Other than the lucky readers who discovered Spider-Man when the character debuted in Marvel Comics in 1961, most people’s first encounter with Spider-Man was with a derivation of the character, be it through subsequent Marvel Comics, television cartoons, or Marvel movies. No one in our world is less of a Spider-Fan for not having read the character’s first appearance at the time of publication. Similarly, in Spider-Man: Into the Spider-Verse, no one is concerned with who might be the “real” Spider-Man. Every Spider-Character feels that their experience is real, and is not threatened by the existence of other Spider-People. In fact, they are comforted by knowing that they are not unique. In contrast to the blond Peter Parker, who sarcastically refers to himself as “the one and only Spider-Man”, the subsequent Spider-People greet each other with the heartfelt phrase of relief: “I thought I was the only one.” It’s not an original statement, but each Spider-Person feels it profoundly. At the end of the movie, Miles reflects: “When I feel alone, like no one understands what I’m going through, I remember my friends who get it.”

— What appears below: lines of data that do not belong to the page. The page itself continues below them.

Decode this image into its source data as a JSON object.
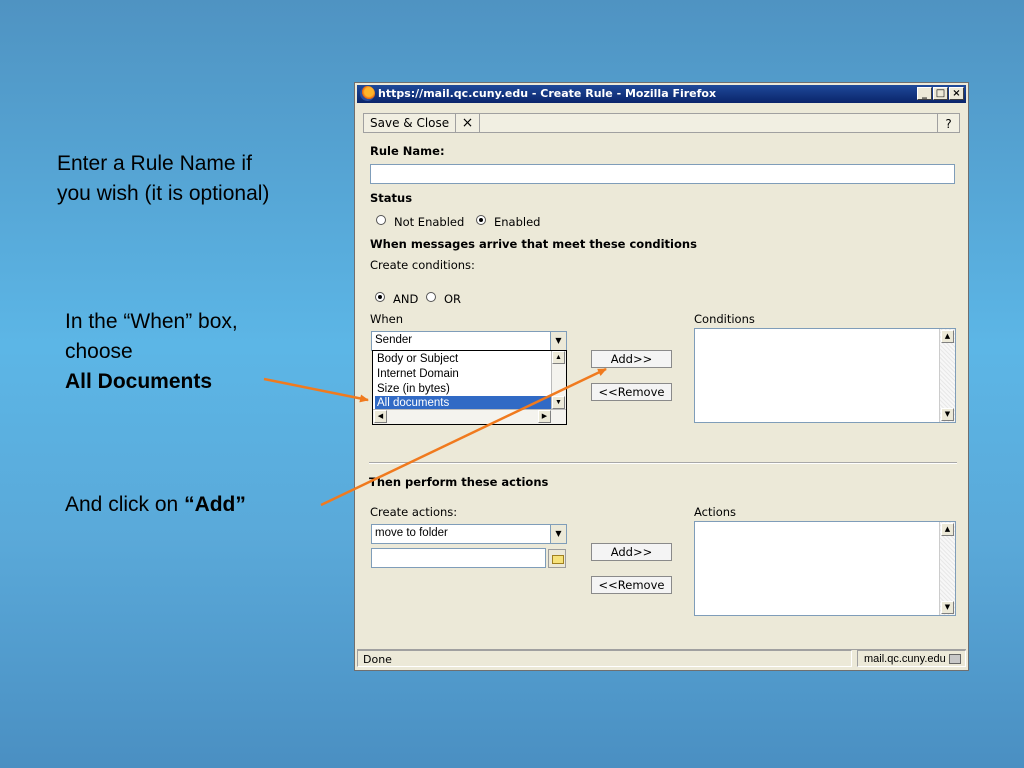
{
  "slide": {
    "note1_line1": "Enter a Rule Name if",
    "note1_line2": "you wish (it is optional)",
    "note2_line1": "In the “When” box,",
    "note2_line2": "choose",
    "note2_line3": "All Documents",
    "note3_prefix": "And click on ",
    "note3_bold": "“Add”",
    "arrow_color": "#f07a1e"
  },
  "window": {
    "title": "https://mail.qc.cuny.edu - Create Rule - Mozilla Firefox",
    "minimize": "_",
    "maximize": "□",
    "close": "×"
  },
  "toolbar": {
    "save_close": "Save & Close",
    "close_icon": "×",
    "help": "?"
  },
  "form": {
    "rule_name_label": "Rule Name:",
    "rule_name_value": "",
    "status_label": "Status",
    "status_options": [
      "Not Enabled",
      "Enabled"
    ],
    "status_selected": "Enabled",
    "conditions_heading": "When messages arrive that meet these conditions",
    "create_conditions": "Create conditions:",
    "logic_options": [
      "AND",
      "OR"
    ],
    "logic_selected": "AND",
    "when_label": "When",
    "when_selected": "Sender",
    "when_list": [
      "Body or Subject",
      "Internet Domain",
      "Size (in bytes)",
      "All documents"
    ],
    "when_list_highlighted": "All documents",
    "conditions_label": "Conditions",
    "add_cond": "Add>>",
    "remove_cond": "<<Remove",
    "actions_heading": "Then perform these actions",
    "create_actions": "Create actions:",
    "actions_selected": "move to folder",
    "folder_value": "",
    "actions_label": "Actions",
    "add_action": "Add>>",
    "remove_action": "<<Remove"
  },
  "statusbar": {
    "status": "Done",
    "host": "mail.qc.cuny.edu"
  }
}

I found the film’s willingness to embrace multiplicity (so many Spider-People!), diversity (so many different types of Spider-People!) and community (so many different Spider-People working together!) was very refreshing. As a long-time comic reader, and reader in general, I grew up in the shadow of the baby boomer romanticization of the auteur and the solitary hero. Had the film been made in a different era, it may have spent some time on the question of who was the original or “real” Spider-Man.
I was reminded of Umberto Eco’s essay “Travels in Hyperreality”. (I realize the irony of invoking an essay that is largely about the ersatz world of Disneyland in an essay about a Sony film about replicable intellectual property owned by Marvel, which is owned by Disney.) Eco mentions Superman’s “wunderkammer”, or museum of memorabilia, in the Fortress of Solitude. No one lives there, but the fortress is populated by identical robots that Superman built in his own likeness. The blond Spider-Man in Spider-Man: Into the Spider-Verse also had a wunderkammer. It doesn’t have Spidey robots, but it does have a gallery of old or alternate costumes. But this collector Spider-Man is dead, and so is the idea of a museum to collect all the official (or canon) Spider-Gizmos, now that it’s known that he is not “the one and only” Spider-Man (he’s not even the first, being ten years younger than Peter B. Parker, the “janky-old, hobo Spider-Man”).

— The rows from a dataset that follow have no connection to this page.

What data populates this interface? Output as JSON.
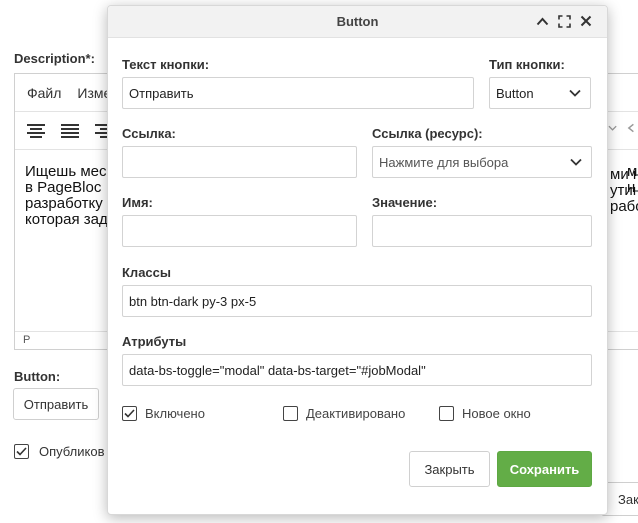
{
  "background": {
    "description_label": "Description*:",
    "menubar": {
      "file": "Файл",
      "edit": "Изме"
    },
    "content_lines": [
      "Ищешь мес",
      "в PageBloc",
      "разработку",
      "которая зад"
    ],
    "content_right_lines": [
      "ми н",
      "утину",
      "работ"
    ],
    "status_path": "P",
    "button_label": "Button:",
    "button_value": "Отправить",
    "published_label": "Опубликов",
    "corner_button": "Зак"
  },
  "modal": {
    "title": "Button",
    "fields": {
      "button_text_label": "Текст кнопки:",
      "button_text_value": "Отправить",
      "button_type_label": "Тип кнопки:",
      "button_type_value": "Button",
      "link_label": "Ссылка:",
      "link_value": "",
      "link_resource_label": "Ссылка (ресурс):",
      "link_resource_placeholder": "Нажмите для выбора",
      "name_label": "Имя:",
      "name_value": "",
      "value_label": "Значение:",
      "value_value": "",
      "classes_label": "Классы",
      "classes_value": "btn btn-dark py-3 px-5",
      "attributes_label": "Атрибуты",
      "attributes_value": "data-bs-toggle=\"modal\" data-bs-target=\"#jobModal\""
    },
    "checkboxes": {
      "enabled_label": "Включено",
      "enabled_checked": true,
      "disabled_label": "Деактивировано",
      "disabled_checked": false,
      "new_window_label": "Новое окно",
      "new_window_checked": false
    },
    "buttons": {
      "close": "Закрыть",
      "save": "Сохранить"
    }
  },
  "colors": {
    "save_button": "#63ad47",
    "header_bg": "#f2f2f2"
  },
  "icons": {
    "collapse": "chevron-up-icon",
    "expand": "expand-icon",
    "close": "close-icon",
    "dropdown": "chevron-down-icon",
    "check": "check-icon"
  }
}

So, who needs a new Spider-Man story? A lot of viewers, apparently! And we are not tired of it. I did eventually convince my artist friend to come along when I went to see the film again. She ended up loving it. As I began to write this piece, she posted on Facebook that she was on her way to see the film a second time. While nearing the end of this essay, I arranged to meet up with another friend for my third viewing, her second viewing, and her partner’s first viewing.
The Spider-Fans are replicating.
Quotes from Spider-Man: Into the Spider-Verse are from my notes, verified by the official script, which the filmmakers have made available online.